== Web page and app entries ==
_ _ _ _ _

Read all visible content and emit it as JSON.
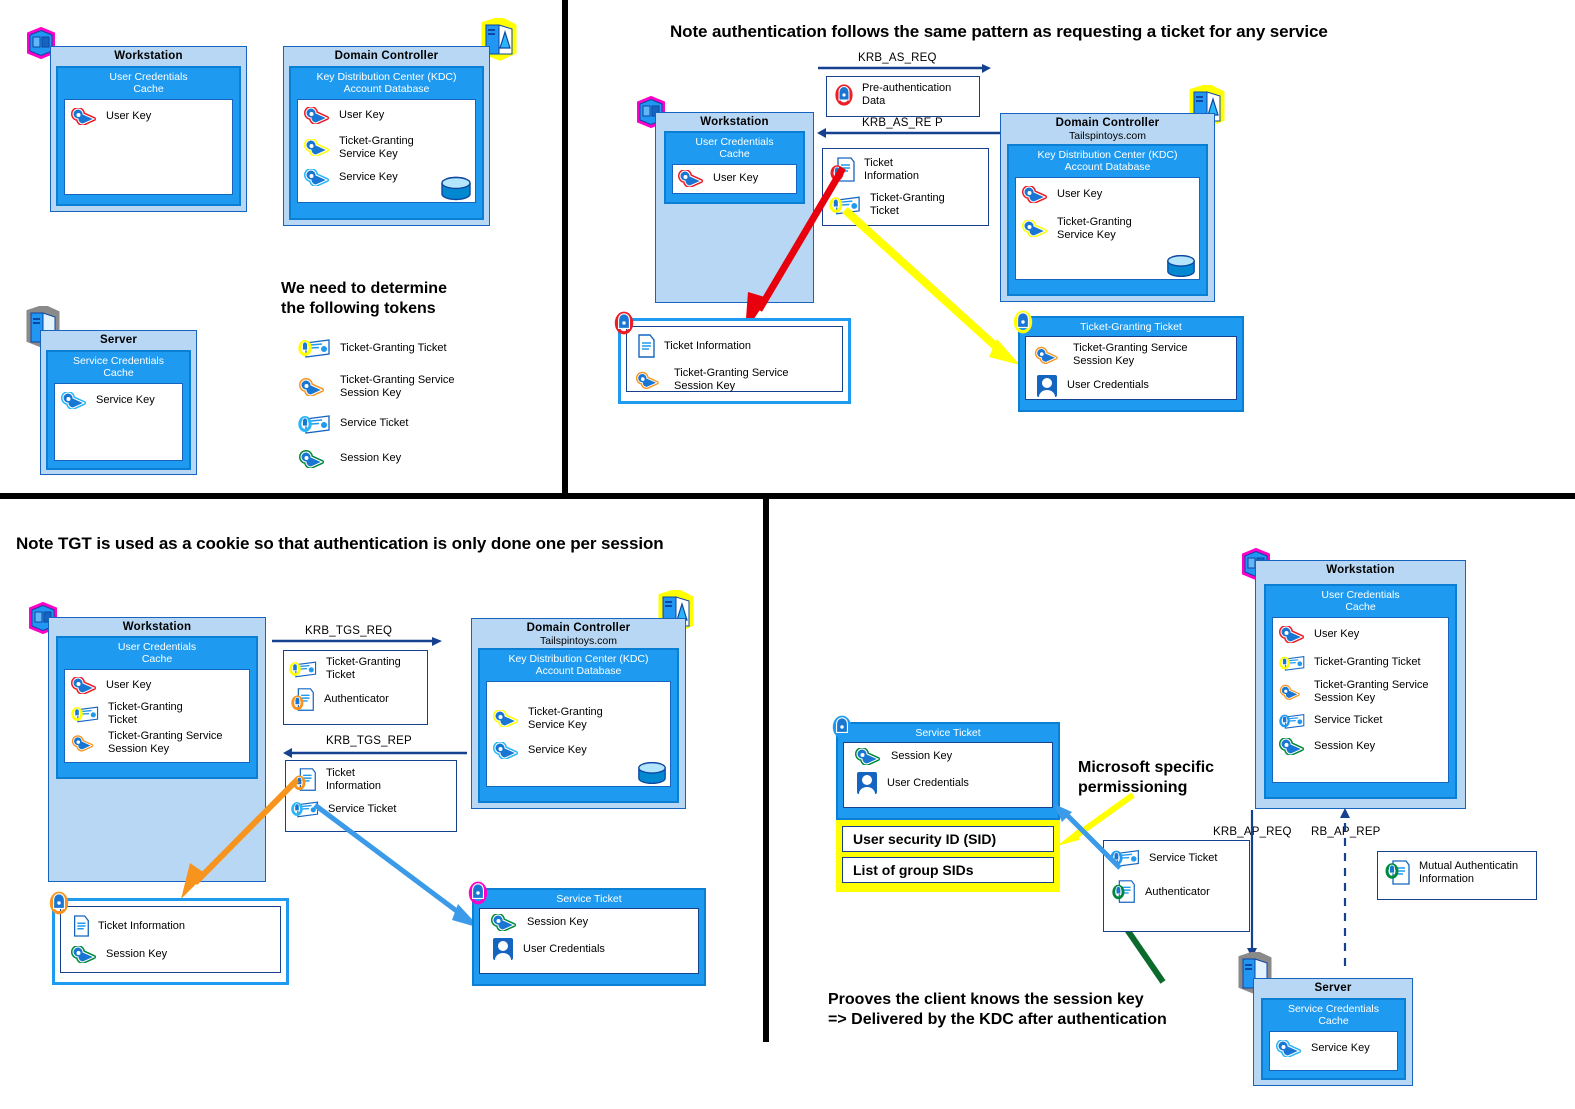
{
  "dividers": {
    "note": "black separator lines"
  },
  "q1": {
    "workstation": {
      "title": "Workstation",
      "cache_title": "User Credentials\nCache",
      "items": [
        {
          "icon": "key-red-icon",
          "label": "User Key"
        }
      ]
    },
    "domain_controller": {
      "title": "Domain Controller",
      "cache_title": "Key Distribution Center (KDC)\nAccount Database",
      "items": [
        {
          "icon": "key-red-icon",
          "label": "User Key"
        },
        {
          "icon": "key-yellow-icon",
          "label": "Ticket-Granting\nService Key"
        },
        {
          "icon": "key-blue-icon",
          "label": "Service Key"
        }
      ]
    },
    "server": {
      "title": "Server",
      "cache_title": "Service Credentials\nCache",
      "items": [
        {
          "icon": "key-blue-icon",
          "label": "Service Key"
        }
      ]
    },
    "legend": {
      "heading": "We need to determine\nthe following tokens",
      "items": [
        {
          "icon": "ticket-yellow-icon",
          "label": "Ticket-Granting Ticket"
        },
        {
          "icon": "key-orange-icon",
          "label": "Ticket-Granting Service\nSession Key"
        },
        {
          "icon": "ticket-blue-icon",
          "label": "Service Ticket"
        },
        {
          "icon": "key-green-icon",
          "label": "Session Key"
        }
      ]
    }
  },
  "q2": {
    "headline": "Note authentication follows the same pattern as requesting a ticket for any service",
    "arrow_req_label": "KRB_AS_REQ",
    "arrow_rep_label": "KRB_AS_RE P",
    "req_box": [
      {
        "icon": "lock-red-icon",
        "label": "Pre-authentication\nData"
      }
    ],
    "rep_box": [
      {
        "icon": "doc-red-icon",
        "label": "Ticket\nInformation"
      },
      {
        "icon": "ticket-yellow-icon",
        "label": "Ticket-Granting\nTicket"
      }
    ],
    "workstation": {
      "title": "Workstation",
      "cache_title": "User Credentials\nCache",
      "items": [
        {
          "icon": "key-red-icon",
          "label": "User Key"
        }
      ]
    },
    "domain_controller": {
      "title": "Domain Controller",
      "subtitle": "Tailspintoys.com",
      "cache_title": "Key Distribution Center (KDC)\nAccount Database",
      "items": [
        {
          "icon": "key-red-icon",
          "label": "User Key"
        },
        {
          "icon": "key-yellow-icon",
          "label": "Ticket-Granting\nService Key"
        }
      ]
    },
    "decrypted_box": [
      {
        "icon": "doc-plain-icon",
        "label": "Ticket Information"
      },
      {
        "icon": "key-orange-icon",
        "label": "Ticket-Granting Service\nSession Key"
      }
    ],
    "tgt_panel": {
      "title": "Ticket-Granting Ticket",
      "items": [
        {
          "icon": "key-orange-icon",
          "label": "Ticket-Granting Service\nSession Key"
        },
        {
          "icon": "user-icon",
          "label": "User Credentials"
        }
      ]
    }
  },
  "q3": {
    "headline": "Note TGT is used as a cookie so that authentication is only done one per session",
    "arrow_req_label": "KRB_TGS_REQ",
    "arrow_rep_label": "KRB_TGS_REP",
    "workstation": {
      "title": "Workstation",
      "cache_title": "User Credentials\nCache",
      "items": [
        {
          "icon": "key-red-icon",
          "label": "User Key"
        },
        {
          "icon": "ticket-yellow-icon",
          "label": "Ticket-Granting\nTicket"
        },
        {
          "icon": "key-orange-icon",
          "label": "Ticket-Granting Service\nSession Key"
        }
      ]
    },
    "req_box": [
      {
        "icon": "ticket-yellow-icon",
        "label": "Ticket-Granting\nTicket"
      },
      {
        "icon": "doc-orange-icon",
        "label": "Authenticator"
      }
    ],
    "rep_box": [
      {
        "icon": "doc-orange-icon",
        "label": "Ticket\nInformation"
      },
      {
        "icon": "ticket-blue-icon",
        "label": "Service Ticket"
      }
    ],
    "domain_controller": {
      "title": "Domain Controller",
      "subtitle": "Tailspintoys.com",
      "cache_title": "Key Distribution Center (KDC)\nAccount Database",
      "items": [
        {
          "icon": "key-yellow-icon",
          "label": "Ticket-Granting\nService Key"
        },
        {
          "icon": "key-blue-icon",
          "label": "Service Key"
        }
      ]
    },
    "decrypted_box": [
      {
        "icon": "doc-plain-icon",
        "label": "Ticket Information"
      },
      {
        "icon": "key-green-icon",
        "label": "Session Key"
      }
    ],
    "service_ticket_panel": {
      "title": "Service Ticket",
      "items": [
        {
          "icon": "key-green-icon",
          "label": "Session Key"
        },
        {
          "icon": "user-icon",
          "label": "User Credentials"
        }
      ]
    }
  },
  "q4": {
    "service_ticket_panel": {
      "title": "Service Ticket",
      "items": [
        {
          "icon": "key-green-icon",
          "label": "Session Key"
        },
        {
          "icon": "user-icon",
          "label": "User Credentials"
        }
      ],
      "sid_rows": [
        "User security ID (SID)",
        "List of group SIDs"
      ]
    },
    "ms_callout": "Microsoft specific\npermissioning",
    "proof_callout": "Prooves the client knows the session key\n=> Delivered by the KDC after authentication",
    "ap_req_box": [
      {
        "icon": "ticket-blue-icon",
        "label": "Service Ticket"
      },
      {
        "icon": "doc-green-icon",
        "label": "Authenticator"
      }
    ],
    "arrow_req_label": "KRB_AP_REQ",
    "arrow_rep_label": "RB_AP_REP",
    "mutual_box": [
      {
        "icon": "doc-green-icon",
        "label": "Mutual Authenticatin\nInformation"
      }
    ],
    "workstation": {
      "title": "Workstation",
      "cache_title": "User Credentials\nCache",
      "items": [
        {
          "icon": "key-red-icon",
          "label": "User Key"
        },
        {
          "icon": "ticket-yellow-icon",
          "label": "Ticket-Granting Ticket"
        },
        {
          "icon": "key-orange-icon",
          "label": "Ticket-Granting Service\nSession Key"
        },
        {
          "icon": "ticket-blue-icon",
          "label": "Service Ticket"
        },
        {
          "icon": "key-green-icon",
          "label": "Session Key"
        }
      ]
    },
    "server": {
      "title": "Server",
      "cache_title": "Service Credentials\nCache",
      "items": [
        {
          "icon": "key-blue-icon",
          "label": "Service Key"
        }
      ]
    }
  },
  "colors": {
    "red": "#ee1c25",
    "yellow": "#ffff00",
    "orange": "#f7941e",
    "green": "#008a3c",
    "blue": "#1e9bf0",
    "darkblue": "#15418f",
    "panel": "#b7d7f4"
  }
}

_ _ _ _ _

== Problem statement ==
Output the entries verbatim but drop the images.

== Expected answer ==
Read all visible content and emit it as JSON.
{
  "dividers": {
    "note": "black separator lines"
  },
  "q1": {
    "workstation": {
      "title": "Workstation",
      "cache_title": "User Credentials\nCache",
      "items": [
        {
          "icon": "key-red-icon",
          "label": "User Key"
        }
      ]
    },
    "domain_controller": {
      "title": "Domain Controller",
      "cache_title": "Key Distribution Center (KDC)\nAccount Database",
      "items": [
        {
          "icon": "key-red-icon",
          "label": "User Key"
        },
        {
          "icon": "key-yellow-icon",
          "label": "Ticket-Granting\nService Key"
        },
        {
          "icon": "key-blue-icon",
          "label": "Service Key"
        }
      ]
    },
    "server": {
      "title": "Server",
      "cache_title": "Service Credentials\nCache",
      "items": [
        {
          "icon": "key-blue-icon",
          "label": "Service Key"
        }
      ]
    },
    "legend": {
      "heading": "We need to determine\nthe following tokens",
      "items": [
        {
          "icon": "ticket-yellow-icon",
          "label": "Ticket-Granting Ticket"
        },
        {
          "icon": "key-orange-icon",
          "label": "Ticket-Granting Service\nSession Key"
        },
        {
          "icon": "ticket-blue-icon",
          "label": "Service Ticket"
        },
        {
          "icon": "key-green-icon",
          "label": "Session Key"
        }
      ]
    }
  },
  "q2": {
    "headline": "Note authentication follows the same pattern as requesting a ticket for any service",
    "arrow_req_label": "KRB_AS_REQ",
    "arrow_rep_label": "KRB_AS_RE P",
    "req_box": [
      {
        "icon": "lock-red-icon",
        "label": "Pre-authentication\nData"
      }
    ],
    "rep_box": [
      {
        "icon": "doc-red-icon",
        "label": "Ticket\nInformation"
      },
      {
        "icon": "ticket-yellow-icon",
        "label": "Ticket-Granting\nTicket"
      }
    ],
    "workstation": {
      "title": "Workstation",
      "cache_title": "User Credentials\nCache",
      "items": [
        {
          "icon": "key-red-icon",
          "label": "User Key"
        }
      ]
    },
    "domain_controller": {
      "title": "Domain Controller",
      "subtitle": "Tailspintoys.com",
      "cache_title": "Key Distribution Center (KDC)\nAccount Database",
      "items": [
        {
          "icon": "key-red-icon",
          "label": "User Key"
        },
        {
          "icon": "key-yellow-icon",
          "label": "Ticket-Granting\nService Key"
        }
      ]
    },
    "decrypted_box": [
      {
        "icon": "doc-plain-icon",
        "label": "Ticket Information"
      },
      {
        "icon": "key-orange-icon",
        "label": "Ticket-Granting Service\nSession Key"
      }
    ],
    "tgt_panel": {
      "title": "Ticket-Granting Ticket",
      "items": [
        {
          "icon": "key-orange-icon",
          "label": "Ticket-Granting Service\nSession Key"
        },
        {
          "icon": "user-icon",
          "label": "User Credentials"
        }
      ]
    }
  },
  "q3": {
    "headline": "Note TGT is used as a cookie so that authentication is only done one per session",
    "arrow_req_label": "KRB_TGS_REQ",
    "arrow_rep_label": "KRB_TGS_REP",
    "workstation": {
      "title": "Workstation",
      "cache_title": "User Credentials\nCache",
      "items": [
        {
          "icon": "key-red-icon",
          "label": "User Key"
        },
        {
          "icon": "ticket-yellow-icon",
          "label": "Ticket-Granting\nTicket"
        },
        {
          "icon": "key-orange-icon",
          "label": "Ticket-Granting Service\nSession Key"
        }
      ]
    },
    "req_box": [
      {
        "icon": "ticket-yellow-icon",
        "label": "Ticket-Granting\nTicket"
      },
      {
        "icon": "doc-orange-icon",
        "label": "Authenticator"
      }
    ],
    "rep_box": [
      {
        "icon": "doc-orange-icon",
        "label": "Ticket\nInformation"
      },
      {
        "icon": "ticket-blue-icon",
        "label": "Service Ticket"
      }
    ],
    "domain_controller": {
      "title": "Domain Controller",
      "subtitle": "Tailspintoys.com",
      "cache_title": "Key Distribution Center (KDC)\nAccount Database",
      "items": [
        {
          "icon": "key-yellow-icon",
          "label": "Ticket-Granting\nService Key"
        },
        {
          "icon": "key-blue-icon",
          "label": "Service Key"
        }
      ]
    },
    "decrypted_box": [
      {
        "icon": "doc-plain-icon",
        "label": "Ticket Information"
      },
      {
        "icon": "key-green-icon",
        "label": "Session Key"
      }
    ],
    "service_ticket_panel": {
      "title": "Service Ticket",
      "items": [
        {
          "icon": "key-green-icon",
          "label": "Session Key"
        },
        {
          "icon": "user-icon",
          "label": "User Credentials"
        }
      ]
    }
  },
  "q4": {
    "service_ticket_panel": {
      "title": "Service Ticket",
      "items": [
        {
          "icon": "key-green-icon",
          "label": "Session Key"
        },
        {
          "icon": "user-icon",
          "label": "User Credentials"
        }
      ],
      "sid_rows": [
        "User security ID (SID)",
        "List of group SIDs"
      ]
    },
    "ms_callout": "Microsoft specific\npermissioning",
    "proof_callout": "Prooves the client knows the session key\n=> Delivered by the KDC after authentication",
    "ap_req_box": [
      {
        "icon": "ticket-blue-icon",
        "label": "Service Ticket"
      },
      {
        "icon": "doc-green-icon",
        "label": "Authenticator"
      }
    ],
    "arrow_req_label": "KRB_AP_REQ",
    "arrow_rep_label": "RB_AP_REP",
    "mutual_box": [
      {
        "icon": "doc-green-icon",
        "label": "Mutual Authenticatin\nInformation"
      }
    ],
    "workstation": {
      "title": "Workstation",
      "cache_title": "User Credentials\nCache",
      "items": [
        {
          "icon": "key-red-icon",
          "label": "User Key"
        },
        {
          "icon": "ticket-yellow-icon",
          "label": "Ticket-Granting Ticket"
        },
        {
          "icon": "key-orange-icon",
          "label": "Ticket-Granting Service\nSession Key"
        },
        {
          "icon": "ticket-blue-icon",
          "label": "Service Ticket"
        },
        {
          "icon": "key-green-icon",
          "label": "Session Key"
        }
      ]
    },
    "server": {
      "title": "Server",
      "cache_title": "Service Credentials\nCache",
      "items": [
        {
          "icon": "key-blue-icon",
          "label": "Service Key"
        }
      ]
    }
  },
  "colors": {
    "red": "#ee1c25",
    "yellow": "#ffff00",
    "orange": "#f7941e",
    "green": "#008a3c",
    "blue": "#1e9bf0",
    "darkblue": "#15418f",
    "panel": "#b7d7f4"
  }
}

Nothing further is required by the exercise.